The Report, which is a joint publication of the Ministry of Finance and the United Nations Development Program (UNDP), was launched recently by the country’s Minister of Finance, Alexander Chikwanda at the Intercontinental Hotel in Lusaka.
Launching the country’s new MDG report, Zambia’s Finance Minister, Alexander Chikwanda reaffirmed the Zambia Government’s commitment to sustaining and increasing the momentum of the progress. “If we can marshal adequate resources to invest in agriculture, we can in the medium and long-term eradicate poverty,” Mr. Chikwanda said.
The UNDP Country Office is supporting the Government of the Republic of Zambia to enhance its capacity to meet most of these goals. Support to the government includes building capacity to monitor progress of its development strategy. This involves supporting the Bureau of Statistics and statistical units at the line ministries by strengthening their capacity to collect, analyze and disseminate key economic and social data as well as building capacity in monitoring and evaluation.
Speaking prior to the launch of the Report, Wignaraja said the UN system in Zambia delivered 150 million dollars last year to support the country along its MDG journey. “We would, as would the government and peoples of Zambia, like to see accelerated progress. Achievement of the MDGs takes a social contract between government, civil society, private sector and the international community. We all signed on, and we must stand and be counted to make it happen. It is, at the end of the day, a global public good that will benefit us all,” she added.

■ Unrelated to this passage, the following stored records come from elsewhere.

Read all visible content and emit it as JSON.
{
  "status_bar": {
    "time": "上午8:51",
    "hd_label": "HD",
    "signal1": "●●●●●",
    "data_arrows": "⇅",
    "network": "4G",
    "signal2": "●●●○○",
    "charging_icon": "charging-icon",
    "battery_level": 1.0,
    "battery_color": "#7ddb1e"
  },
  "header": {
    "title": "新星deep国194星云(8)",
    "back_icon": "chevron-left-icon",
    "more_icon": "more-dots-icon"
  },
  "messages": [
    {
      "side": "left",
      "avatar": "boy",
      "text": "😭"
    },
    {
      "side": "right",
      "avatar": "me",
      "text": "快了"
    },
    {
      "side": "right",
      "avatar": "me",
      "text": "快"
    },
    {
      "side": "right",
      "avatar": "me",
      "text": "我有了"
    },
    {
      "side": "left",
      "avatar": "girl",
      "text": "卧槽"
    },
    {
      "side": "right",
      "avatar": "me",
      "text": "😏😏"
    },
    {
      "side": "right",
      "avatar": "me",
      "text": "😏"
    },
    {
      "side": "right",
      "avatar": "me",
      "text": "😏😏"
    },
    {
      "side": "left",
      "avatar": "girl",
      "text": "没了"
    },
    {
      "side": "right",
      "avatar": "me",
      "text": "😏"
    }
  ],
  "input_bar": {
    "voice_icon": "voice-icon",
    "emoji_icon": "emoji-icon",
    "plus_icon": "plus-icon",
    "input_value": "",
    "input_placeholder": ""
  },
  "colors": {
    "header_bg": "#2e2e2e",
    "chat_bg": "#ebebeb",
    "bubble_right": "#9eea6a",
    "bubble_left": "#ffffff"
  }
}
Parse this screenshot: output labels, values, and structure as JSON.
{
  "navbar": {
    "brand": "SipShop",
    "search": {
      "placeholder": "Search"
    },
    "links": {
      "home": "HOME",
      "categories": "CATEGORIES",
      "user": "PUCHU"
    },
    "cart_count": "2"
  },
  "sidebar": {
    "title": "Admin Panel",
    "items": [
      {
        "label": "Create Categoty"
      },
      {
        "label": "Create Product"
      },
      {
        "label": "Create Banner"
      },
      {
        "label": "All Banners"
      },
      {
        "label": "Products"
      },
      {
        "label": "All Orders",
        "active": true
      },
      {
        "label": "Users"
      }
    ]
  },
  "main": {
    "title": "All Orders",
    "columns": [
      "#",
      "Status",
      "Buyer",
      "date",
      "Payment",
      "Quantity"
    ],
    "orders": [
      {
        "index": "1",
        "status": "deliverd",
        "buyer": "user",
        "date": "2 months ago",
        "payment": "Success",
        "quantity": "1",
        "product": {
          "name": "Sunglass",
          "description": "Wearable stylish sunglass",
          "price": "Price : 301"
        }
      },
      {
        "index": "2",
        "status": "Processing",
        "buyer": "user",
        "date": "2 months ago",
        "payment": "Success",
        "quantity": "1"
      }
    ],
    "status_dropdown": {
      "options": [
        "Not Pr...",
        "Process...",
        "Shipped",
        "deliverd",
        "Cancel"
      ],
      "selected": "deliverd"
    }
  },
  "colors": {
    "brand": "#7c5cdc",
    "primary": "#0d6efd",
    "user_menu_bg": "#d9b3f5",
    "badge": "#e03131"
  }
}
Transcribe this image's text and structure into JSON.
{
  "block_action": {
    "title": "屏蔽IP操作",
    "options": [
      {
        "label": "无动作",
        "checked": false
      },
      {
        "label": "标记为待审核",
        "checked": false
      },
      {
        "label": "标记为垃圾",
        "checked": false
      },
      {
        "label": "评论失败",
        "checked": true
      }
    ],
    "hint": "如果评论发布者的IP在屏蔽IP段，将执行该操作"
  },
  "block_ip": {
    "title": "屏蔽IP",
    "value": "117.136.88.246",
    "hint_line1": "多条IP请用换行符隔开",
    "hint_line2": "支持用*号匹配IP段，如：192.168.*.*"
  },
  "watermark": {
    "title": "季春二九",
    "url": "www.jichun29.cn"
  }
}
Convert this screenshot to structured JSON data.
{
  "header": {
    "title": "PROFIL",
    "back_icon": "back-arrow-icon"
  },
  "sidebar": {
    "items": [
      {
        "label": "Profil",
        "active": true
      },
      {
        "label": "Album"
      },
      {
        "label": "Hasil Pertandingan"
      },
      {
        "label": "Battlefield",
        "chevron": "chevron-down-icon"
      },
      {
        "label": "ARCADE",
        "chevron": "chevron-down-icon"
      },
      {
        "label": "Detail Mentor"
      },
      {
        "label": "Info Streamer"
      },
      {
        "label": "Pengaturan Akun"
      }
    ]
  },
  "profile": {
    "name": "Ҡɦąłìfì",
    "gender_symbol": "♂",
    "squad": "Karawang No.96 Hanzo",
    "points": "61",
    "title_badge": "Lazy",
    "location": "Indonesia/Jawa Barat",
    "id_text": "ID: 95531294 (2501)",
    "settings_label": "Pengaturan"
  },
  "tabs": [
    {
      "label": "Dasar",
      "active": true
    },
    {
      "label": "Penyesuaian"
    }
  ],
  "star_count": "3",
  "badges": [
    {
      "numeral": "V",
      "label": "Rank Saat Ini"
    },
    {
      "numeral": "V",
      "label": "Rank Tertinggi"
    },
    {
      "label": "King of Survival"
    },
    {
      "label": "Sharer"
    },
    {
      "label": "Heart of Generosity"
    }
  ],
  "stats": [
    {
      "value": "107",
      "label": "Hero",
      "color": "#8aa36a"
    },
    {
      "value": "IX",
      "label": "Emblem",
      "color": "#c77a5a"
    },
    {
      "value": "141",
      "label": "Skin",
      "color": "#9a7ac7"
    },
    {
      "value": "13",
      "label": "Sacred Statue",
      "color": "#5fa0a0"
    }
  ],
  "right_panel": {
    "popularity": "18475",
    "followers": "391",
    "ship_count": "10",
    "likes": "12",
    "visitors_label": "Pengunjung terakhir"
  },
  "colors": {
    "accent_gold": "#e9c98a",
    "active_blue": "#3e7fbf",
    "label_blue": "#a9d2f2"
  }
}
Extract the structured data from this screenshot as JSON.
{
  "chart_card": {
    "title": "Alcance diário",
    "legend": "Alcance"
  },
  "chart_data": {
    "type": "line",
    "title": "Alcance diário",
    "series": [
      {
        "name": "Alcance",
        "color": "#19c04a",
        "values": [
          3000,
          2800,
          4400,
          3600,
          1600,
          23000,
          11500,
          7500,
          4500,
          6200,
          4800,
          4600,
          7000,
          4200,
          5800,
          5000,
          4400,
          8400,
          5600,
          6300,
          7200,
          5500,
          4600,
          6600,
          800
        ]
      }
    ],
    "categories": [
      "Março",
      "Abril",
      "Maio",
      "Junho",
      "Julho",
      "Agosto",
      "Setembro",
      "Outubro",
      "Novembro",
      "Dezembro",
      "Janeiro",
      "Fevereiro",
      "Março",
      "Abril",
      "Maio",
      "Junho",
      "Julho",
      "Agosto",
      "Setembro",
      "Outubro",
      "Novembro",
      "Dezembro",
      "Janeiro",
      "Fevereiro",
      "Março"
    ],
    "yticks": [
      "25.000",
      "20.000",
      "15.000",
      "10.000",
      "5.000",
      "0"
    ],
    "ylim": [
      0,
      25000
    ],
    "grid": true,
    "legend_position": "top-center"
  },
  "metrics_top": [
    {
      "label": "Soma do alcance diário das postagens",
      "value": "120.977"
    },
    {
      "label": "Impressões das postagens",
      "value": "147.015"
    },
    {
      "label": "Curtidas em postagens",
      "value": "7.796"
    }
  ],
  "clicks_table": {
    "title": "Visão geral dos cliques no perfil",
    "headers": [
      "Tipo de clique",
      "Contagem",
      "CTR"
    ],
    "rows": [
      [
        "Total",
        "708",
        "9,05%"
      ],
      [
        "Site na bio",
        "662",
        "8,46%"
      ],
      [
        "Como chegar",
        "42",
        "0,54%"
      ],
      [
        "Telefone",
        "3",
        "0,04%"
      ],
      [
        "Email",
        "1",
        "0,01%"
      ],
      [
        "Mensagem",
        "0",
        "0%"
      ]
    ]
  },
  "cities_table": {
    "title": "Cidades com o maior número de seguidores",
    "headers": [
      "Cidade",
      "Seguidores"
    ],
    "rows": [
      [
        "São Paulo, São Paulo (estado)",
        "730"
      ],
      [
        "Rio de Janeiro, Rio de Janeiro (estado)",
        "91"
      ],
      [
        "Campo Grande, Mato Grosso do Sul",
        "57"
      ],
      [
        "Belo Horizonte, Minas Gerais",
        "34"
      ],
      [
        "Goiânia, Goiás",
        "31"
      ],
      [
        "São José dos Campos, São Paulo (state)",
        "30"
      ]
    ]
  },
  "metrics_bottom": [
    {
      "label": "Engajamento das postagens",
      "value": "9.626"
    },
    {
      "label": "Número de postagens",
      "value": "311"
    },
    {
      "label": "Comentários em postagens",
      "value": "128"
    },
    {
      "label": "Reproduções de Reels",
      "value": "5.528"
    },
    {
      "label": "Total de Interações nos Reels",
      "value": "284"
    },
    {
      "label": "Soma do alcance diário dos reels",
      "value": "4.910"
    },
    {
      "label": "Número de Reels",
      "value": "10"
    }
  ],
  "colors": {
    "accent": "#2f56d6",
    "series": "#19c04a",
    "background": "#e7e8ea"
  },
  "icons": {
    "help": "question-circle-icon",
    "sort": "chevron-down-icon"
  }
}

UNDP Country Director, Viola Morgan said the UNDP is committed to supporting Zambia’s developmental agenda in areas such as ending early marriages. She said the practice could hinder development and slows the attainment of the MDGs.